══ EXTRACTED RECORDS ══

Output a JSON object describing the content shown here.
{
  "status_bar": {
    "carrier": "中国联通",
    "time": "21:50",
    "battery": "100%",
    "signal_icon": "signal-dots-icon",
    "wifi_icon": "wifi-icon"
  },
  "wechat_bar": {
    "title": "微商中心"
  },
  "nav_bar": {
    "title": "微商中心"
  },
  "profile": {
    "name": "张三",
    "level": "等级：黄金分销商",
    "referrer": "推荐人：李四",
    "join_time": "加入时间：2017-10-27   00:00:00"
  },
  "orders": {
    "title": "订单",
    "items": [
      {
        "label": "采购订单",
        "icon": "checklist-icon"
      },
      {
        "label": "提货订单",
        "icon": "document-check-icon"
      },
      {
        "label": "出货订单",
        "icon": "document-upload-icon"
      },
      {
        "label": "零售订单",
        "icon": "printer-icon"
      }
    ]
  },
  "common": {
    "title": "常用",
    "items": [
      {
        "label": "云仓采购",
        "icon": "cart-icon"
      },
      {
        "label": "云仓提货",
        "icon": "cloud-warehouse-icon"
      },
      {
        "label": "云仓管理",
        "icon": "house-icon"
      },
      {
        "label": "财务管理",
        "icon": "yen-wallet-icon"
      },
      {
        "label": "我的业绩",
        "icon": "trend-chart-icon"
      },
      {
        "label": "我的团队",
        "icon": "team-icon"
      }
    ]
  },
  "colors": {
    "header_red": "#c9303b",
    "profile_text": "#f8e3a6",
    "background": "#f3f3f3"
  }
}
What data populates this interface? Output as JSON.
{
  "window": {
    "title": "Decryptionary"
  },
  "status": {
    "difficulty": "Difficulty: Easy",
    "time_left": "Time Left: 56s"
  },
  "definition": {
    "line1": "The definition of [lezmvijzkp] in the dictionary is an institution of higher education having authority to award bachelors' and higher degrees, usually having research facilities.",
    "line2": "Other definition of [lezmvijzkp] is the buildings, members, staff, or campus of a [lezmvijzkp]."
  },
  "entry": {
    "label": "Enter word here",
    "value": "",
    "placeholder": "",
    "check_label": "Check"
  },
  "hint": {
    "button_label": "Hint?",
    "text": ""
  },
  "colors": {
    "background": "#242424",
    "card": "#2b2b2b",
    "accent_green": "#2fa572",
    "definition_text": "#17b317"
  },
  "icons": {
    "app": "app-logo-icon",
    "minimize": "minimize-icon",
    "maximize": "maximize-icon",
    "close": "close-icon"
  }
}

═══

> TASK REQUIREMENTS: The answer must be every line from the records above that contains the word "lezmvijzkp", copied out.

> OUTPUT:
    "line1": "The definition of [lezmvijzkp] in the dictionary is an institution of higher education having authority to award bachelors' and higher degrees, usually having research facilities.",
    "line2": "Other definition of [lezmvijzkp] is the buildings, members, staff, or campus of a [lezmvijzkp]."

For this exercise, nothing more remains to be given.